Some fans rallied to Lewis' side Friday.
In a letter to the editor of American Banker, Thad Woodard, the president and CEO of the North Carolina Bankers Association, argued that B of A needs Lewis' experience to integrate the very deals that have generated criticism.
"Given the state of the economic crisis in which we are currently mired, how can anyone presume to know better than those who were called upon to make those decisions what the future holds" for B of A, Woodard wrote. "There are very few people in this world who have the combination of training, experience, talents and skills to run a company the size and complexity of Bank of America."
Woodard did acknowledge that it is "just too soon to know" whether Lewis' supporters or detractors will be validated.
One of those detractors is Jon Finger, a partner at Finger Interests Ltd. in Houston, which owns more than 1 million B of A shares. In an interview Friday, he argued that Lewis and the board did not fulfill their fiduciary obligation to shareholders, both by jumping in to buy Merrill and by failing to provide relevant information before shareholders approved the deal.
"Our goal would be to see him gone," Finger said. "I think he has the wrong focus of building a bigger company, rather than focusing on shareholder value. The media has also missed the point" on the Cuomo investigation. "It confirms that Bank of America and Lewis knew about significant losses at Merrill Lynch before the shareholder meeting."
B of A's board "so far has not made good decisions," he said. "We're trying to get the board to act independently and do what is best for shareholders. They need to be a critical overseer of management."
But Marilyn Seymann, the president and CEO of the management consulting firm M One Inc., said ousting Lewis without a strategic alternative "can be more dangerous as keeping things the same."
Detractors should have a plan for selecting the next chairman, she said. "What would the process be? Who gets to pick the new chairman? A lot of people want changes because they are angry and want blood, but change just for the sake of change is the wrong reason."
Jeffrey Sonnenfeld, a professor of management at Yale University, said Lewis could salvage a legacy "that has been diminished" since announcing the Merrill deal. "He made some bad calls at the end of a stellar career, so they should be privately working on an accelerated succession plan to let him leave with some dignity."
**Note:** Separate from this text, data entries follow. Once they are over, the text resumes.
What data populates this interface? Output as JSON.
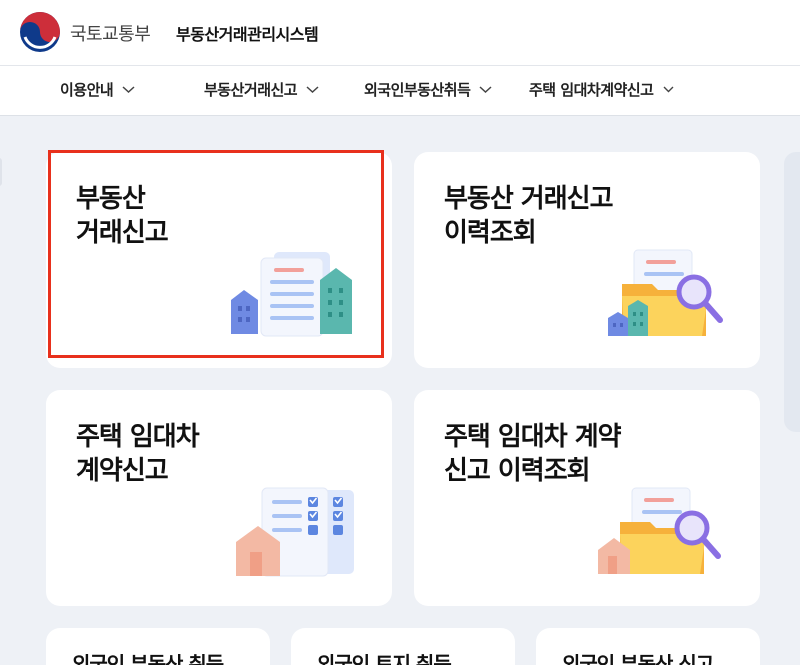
{
  "header": {
    "ministry": "국토교통부",
    "system_title": "부동산거래관리시스템"
  },
  "nav": [
    {
      "label": "이용안내"
    },
    {
      "label": "부동산거래신고"
    },
    {
      "label": "외국인부동산취득"
    },
    {
      "label": "주택 임대차계약신고"
    }
  ],
  "cards": [
    {
      "title": "부동산\n거래신고",
      "selected": true
    },
    {
      "title": "부동산 거래신고\n이력조회"
    },
    {
      "title": "주택 임대차\n계약신고"
    },
    {
      "title": "주택 임대차 계약\n신고 이력조회"
    }
  ],
  "small_cards": [
    {
      "title": "외국인 부동산 취득"
    },
    {
      "title": "외국인 토지 취득"
    },
    {
      "title": "외국인 부동산 신고"
    }
  ],
  "colors": {
    "selection_border": "#e8301c",
    "logo_red": "#cd2e3a",
    "logo_blue": "#0f3a8a"
  }
}
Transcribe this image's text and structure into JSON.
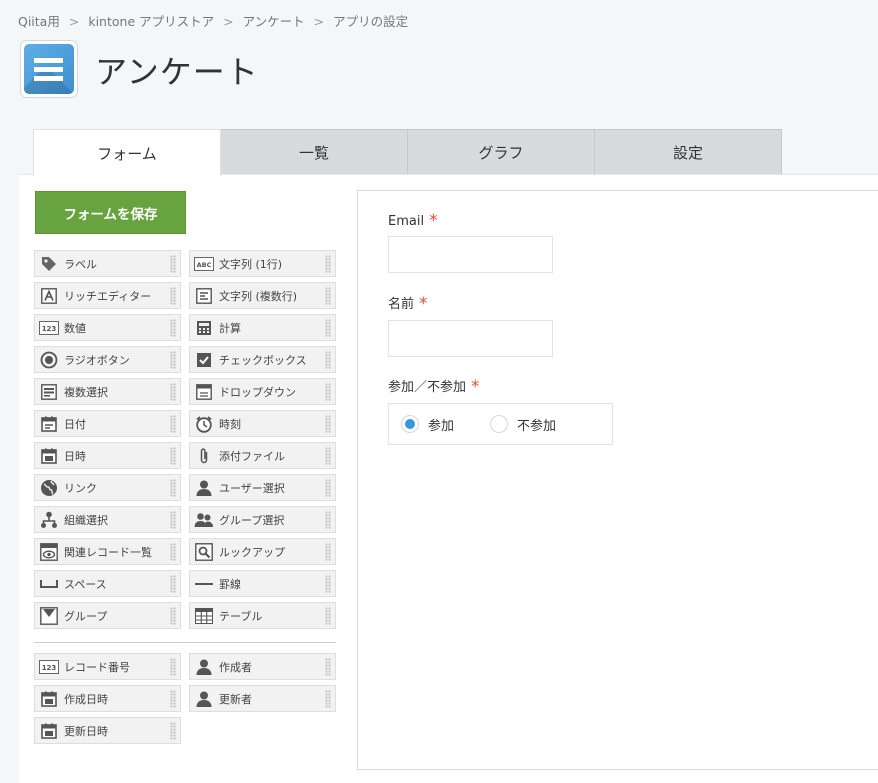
{
  "breadcrumb": [
    "Qiita用",
    "kintone アプリストア",
    "アンケート",
    "アプリの設定"
  ],
  "app": {
    "title": "アンケート"
  },
  "tabs": [
    {
      "label": "フォーム",
      "active": true
    },
    {
      "label": "一覧",
      "active": false
    },
    {
      "label": "グラフ",
      "active": false
    },
    {
      "label": "設定",
      "active": false
    }
  ],
  "save_button": "フォームを保存",
  "palette": [
    {
      "label": "ラベル",
      "icon": "tag-icon"
    },
    {
      "label": "文字列 (1行)",
      "icon": "abc-icon"
    },
    {
      "label": "リッチエディター",
      "icon": "rich-editor-icon"
    },
    {
      "label": "文字列 (複数行)",
      "icon": "multiline-text-icon"
    },
    {
      "label": "数値",
      "icon": "number-icon"
    },
    {
      "label": "計算",
      "icon": "calculator-icon"
    },
    {
      "label": "ラジオボタン",
      "icon": "radio-icon"
    },
    {
      "label": "チェックボックス",
      "icon": "checkbox-icon"
    },
    {
      "label": "複数選択",
      "icon": "multi-select-icon"
    },
    {
      "label": "ドロップダウン",
      "icon": "dropdown-icon"
    },
    {
      "label": "日付",
      "icon": "date-icon"
    },
    {
      "label": "時刻",
      "icon": "clock-icon"
    },
    {
      "label": "日時",
      "icon": "datetime-icon"
    },
    {
      "label": "添付ファイル",
      "icon": "paperclip-icon"
    },
    {
      "label": "リンク",
      "icon": "globe-icon"
    },
    {
      "label": "ユーザー選択",
      "icon": "user-icon"
    },
    {
      "label": "組織選択",
      "icon": "org-icon"
    },
    {
      "label": "グループ選択",
      "icon": "group-icon"
    },
    {
      "label": "関連レコード一覧",
      "icon": "related-records-icon"
    },
    {
      "label": "ルックアップ",
      "icon": "lookup-icon"
    },
    {
      "label": "スペース",
      "icon": "space-icon"
    },
    {
      "label": "罫線",
      "icon": "line-icon"
    },
    {
      "label": "グループ",
      "icon": "group-field-icon"
    },
    {
      "label": "テーブル",
      "icon": "table-icon"
    }
  ],
  "system_palette": [
    {
      "label": "レコード番号",
      "icon": "number-icon"
    },
    {
      "label": "作成者",
      "icon": "user-icon"
    },
    {
      "label": "作成日時",
      "icon": "datetime-icon"
    },
    {
      "label": "更新者",
      "icon": "user-icon"
    },
    {
      "label": "更新日時",
      "icon": "datetime-icon"
    }
  ],
  "form": {
    "email_label": "Email",
    "name_label": "名前",
    "attend_label": "参加／不参加",
    "required_mark": "*",
    "options": [
      {
        "label": "参加",
        "selected": true
      },
      {
        "label": "不参加",
        "selected": false
      }
    ]
  },
  "colors": {
    "save_button": "#67a33e",
    "required": "#e74c3c",
    "radio_selected": "#3498db"
  }
}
Plath said one option making the rounds in Charlotte would bring McColl back as chairman to oversee such a transition. "That would calm down institutional investors, and it could get Treasury off of the company's back."